Comments

TRENDING

Rushdie, Pamuk, 260 writers tell Modi: Aatish episode casts chill on public discourse

Counterview Desk
As many as 260 writers, journalists, artists, academics and activists across the world, including Salman Rushdie, British Indian novelist, Orhan Pamuk, Turkish novelist and recipient of the 2006 Nobel Prize in literature, and Margaret Atwood, Canadian poet and novelist, have called upon Prime Minister Narendra Modi to review the decision to strip British Indian writer Aatish Taseer of his overseas Indian citizenship.

Church in India 'seems to have lost' moral compass of unequivocal support to the poor

By Fr Cedric Prakash SJ*
In 2017, Pope Francis dedicated a special day, to be observed by the Universal Church, every year, as the ‘World Day of the Poor’. This year it will be observed on November 17 on the theme ‘The hope of the poor shall not perish for ever’; in a message for the day Pope Francis says:

Visually challenged lady seeks appointment with Gujarat CM, is 'unofficially' detained

By Pankti Jog*
It was a usual noon of November 10. I got a phone call on our Right to Information (RTI) helpline No 9924085000 from Ranjanben of Khambhat, narrating her “disgraceful” experience after she had requested for an appointment with Gujarat chief minister Vijay Rupani. She wanted to meet Rupani, on tour of the Khambhat area in Central Gujarat as part of his Janvikas Jumbesh (Campaign for Development).

There may have been Buddhist stupa at Babri site during Gupta period: Archeologist

By Rajiv Shah
A top-notch archeologist, Prof Supriya Varma, who served as an observer during the excavation of the Babri Masjid site in early 2000s along with another archeologist, Jaya Menon, has controversially stated that not only was there "no temple under the Babri Masjid”, if one goes “beyond” the 12th century to 4th to 6th century, i.e. the Gupta period, “there seems to be a Buddhist stupa.”

Gujarat refusal to observe Maulana Azad's birthday as Education Day 'discriminatory'

By Our Representative
The Gujarat government decision not to celebrate the National Education Day on !monday has gone controversial.

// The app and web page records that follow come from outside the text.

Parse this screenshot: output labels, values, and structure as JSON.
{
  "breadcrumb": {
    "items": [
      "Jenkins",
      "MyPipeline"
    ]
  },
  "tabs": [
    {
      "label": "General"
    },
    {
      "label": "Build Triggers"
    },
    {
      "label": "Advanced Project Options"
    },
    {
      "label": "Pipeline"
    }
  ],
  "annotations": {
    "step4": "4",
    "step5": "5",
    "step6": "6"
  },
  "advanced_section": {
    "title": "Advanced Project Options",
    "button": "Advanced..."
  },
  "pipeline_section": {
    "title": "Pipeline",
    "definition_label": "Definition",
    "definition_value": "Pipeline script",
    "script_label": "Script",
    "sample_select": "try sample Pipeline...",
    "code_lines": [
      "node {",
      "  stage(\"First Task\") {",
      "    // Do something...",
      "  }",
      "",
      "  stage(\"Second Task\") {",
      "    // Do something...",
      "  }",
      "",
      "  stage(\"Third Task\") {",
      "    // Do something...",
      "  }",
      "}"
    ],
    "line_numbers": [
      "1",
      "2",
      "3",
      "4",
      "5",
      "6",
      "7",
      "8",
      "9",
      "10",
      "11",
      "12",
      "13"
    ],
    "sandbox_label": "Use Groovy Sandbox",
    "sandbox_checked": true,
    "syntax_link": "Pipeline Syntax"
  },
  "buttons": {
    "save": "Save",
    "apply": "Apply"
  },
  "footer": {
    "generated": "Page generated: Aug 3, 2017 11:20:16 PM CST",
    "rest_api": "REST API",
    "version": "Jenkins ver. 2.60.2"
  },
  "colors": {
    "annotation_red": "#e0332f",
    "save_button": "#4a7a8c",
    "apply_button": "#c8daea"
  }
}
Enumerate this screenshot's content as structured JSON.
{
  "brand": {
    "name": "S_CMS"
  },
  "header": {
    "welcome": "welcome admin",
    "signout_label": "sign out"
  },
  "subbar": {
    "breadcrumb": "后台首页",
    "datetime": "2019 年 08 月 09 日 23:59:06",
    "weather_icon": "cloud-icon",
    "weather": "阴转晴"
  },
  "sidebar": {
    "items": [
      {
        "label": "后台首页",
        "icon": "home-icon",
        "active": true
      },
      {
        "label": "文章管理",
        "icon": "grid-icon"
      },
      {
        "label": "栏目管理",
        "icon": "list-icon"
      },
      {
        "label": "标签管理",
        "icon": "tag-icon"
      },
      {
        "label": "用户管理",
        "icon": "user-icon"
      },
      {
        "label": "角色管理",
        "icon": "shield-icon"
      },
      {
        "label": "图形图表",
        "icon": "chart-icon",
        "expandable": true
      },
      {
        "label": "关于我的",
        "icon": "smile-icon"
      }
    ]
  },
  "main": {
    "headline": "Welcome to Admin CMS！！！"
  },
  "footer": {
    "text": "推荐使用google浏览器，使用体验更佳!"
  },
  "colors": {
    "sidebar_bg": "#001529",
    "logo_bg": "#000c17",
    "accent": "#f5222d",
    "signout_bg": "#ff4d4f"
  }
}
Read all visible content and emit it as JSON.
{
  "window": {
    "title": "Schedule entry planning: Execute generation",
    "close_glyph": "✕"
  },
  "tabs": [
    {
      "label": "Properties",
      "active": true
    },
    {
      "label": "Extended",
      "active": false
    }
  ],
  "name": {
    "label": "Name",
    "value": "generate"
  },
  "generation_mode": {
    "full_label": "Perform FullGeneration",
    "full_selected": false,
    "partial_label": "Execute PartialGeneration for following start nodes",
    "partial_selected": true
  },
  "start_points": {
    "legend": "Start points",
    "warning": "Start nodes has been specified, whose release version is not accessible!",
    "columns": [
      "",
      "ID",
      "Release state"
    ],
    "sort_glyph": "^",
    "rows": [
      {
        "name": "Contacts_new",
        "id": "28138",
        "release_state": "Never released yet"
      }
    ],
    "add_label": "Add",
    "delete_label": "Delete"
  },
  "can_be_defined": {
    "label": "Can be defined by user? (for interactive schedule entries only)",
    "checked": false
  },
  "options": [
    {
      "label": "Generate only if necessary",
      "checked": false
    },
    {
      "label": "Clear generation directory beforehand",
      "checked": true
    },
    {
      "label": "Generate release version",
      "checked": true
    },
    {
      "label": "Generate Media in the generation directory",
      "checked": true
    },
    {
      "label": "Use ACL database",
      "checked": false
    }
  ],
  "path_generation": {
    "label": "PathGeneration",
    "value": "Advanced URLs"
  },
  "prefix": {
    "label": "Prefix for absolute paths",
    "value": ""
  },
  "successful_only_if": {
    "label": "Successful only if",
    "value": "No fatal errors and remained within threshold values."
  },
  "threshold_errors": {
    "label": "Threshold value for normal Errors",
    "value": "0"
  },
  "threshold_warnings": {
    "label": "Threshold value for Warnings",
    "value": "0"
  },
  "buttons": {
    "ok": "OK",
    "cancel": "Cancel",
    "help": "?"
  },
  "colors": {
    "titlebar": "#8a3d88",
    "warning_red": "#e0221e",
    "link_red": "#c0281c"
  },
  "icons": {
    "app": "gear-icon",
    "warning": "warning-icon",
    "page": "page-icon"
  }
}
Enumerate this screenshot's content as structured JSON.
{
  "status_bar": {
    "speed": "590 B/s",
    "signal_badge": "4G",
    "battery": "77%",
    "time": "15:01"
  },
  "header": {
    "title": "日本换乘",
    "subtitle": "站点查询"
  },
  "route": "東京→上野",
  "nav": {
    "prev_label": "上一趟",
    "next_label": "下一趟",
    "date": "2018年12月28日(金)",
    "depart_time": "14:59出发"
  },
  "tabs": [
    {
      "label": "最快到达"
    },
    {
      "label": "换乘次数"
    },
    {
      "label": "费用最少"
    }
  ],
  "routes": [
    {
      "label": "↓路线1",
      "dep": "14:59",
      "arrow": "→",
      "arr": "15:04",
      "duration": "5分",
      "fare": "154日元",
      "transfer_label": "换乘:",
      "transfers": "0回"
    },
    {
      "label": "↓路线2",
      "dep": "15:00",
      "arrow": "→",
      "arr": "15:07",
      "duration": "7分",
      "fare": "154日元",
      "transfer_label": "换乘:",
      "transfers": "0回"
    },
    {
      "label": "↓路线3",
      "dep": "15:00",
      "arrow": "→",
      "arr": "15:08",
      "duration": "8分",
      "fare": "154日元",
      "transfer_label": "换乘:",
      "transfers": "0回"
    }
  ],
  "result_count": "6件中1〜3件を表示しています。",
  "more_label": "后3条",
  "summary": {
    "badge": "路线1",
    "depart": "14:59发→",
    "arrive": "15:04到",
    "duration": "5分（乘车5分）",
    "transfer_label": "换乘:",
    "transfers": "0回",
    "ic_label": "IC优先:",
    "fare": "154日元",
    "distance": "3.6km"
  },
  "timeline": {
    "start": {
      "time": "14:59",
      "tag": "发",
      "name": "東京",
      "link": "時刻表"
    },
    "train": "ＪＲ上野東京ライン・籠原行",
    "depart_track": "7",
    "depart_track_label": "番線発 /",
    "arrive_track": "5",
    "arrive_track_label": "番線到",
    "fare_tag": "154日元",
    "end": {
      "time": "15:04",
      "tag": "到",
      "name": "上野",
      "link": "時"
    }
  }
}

Civil society organizations have particularly wondered whether the state government is shying away from the occasion, especially against the backdrop of "deteriorating" level of education in Gujarat.

VHP doesn't represent all Hindus, Sunni Waqf Board all Muslims: NAPM on SC ruling

Counterview Desk
India's top civil rights network, National Alliance of People’s Movements (NAPM), even as describing the Supreme Court's Ayodhya judgement unjust, has said, it is an "assault on the secular fabric of the Constitution". In a statement signed by top social workers and activists, NAPM said, "The judgement conveys an impression to Muslims that, despite being equal citizens of the country, their rights are not equal before the law."

Violent 'Ajodhya' campaign in 1840s after British captured Kabul, destroyed Jama Masjid

Counterview Desk  Irfan Ahmad, professor at the Max Planck Institute for the Study of Religious and Ethnic Diversity, Göttingen, Germany, and author of “Islamism and Democracy in India” (Princeton University Press, 2009), short-listed for the 2011 International Convention of Asian Scholars Book Prize for the best study in Social Sciences, in his "initial thoughts" on the Supreme Court judgment on the Babri-Jam Janmaboomi dispute has said, while order was “lawful”, it was also “awful.”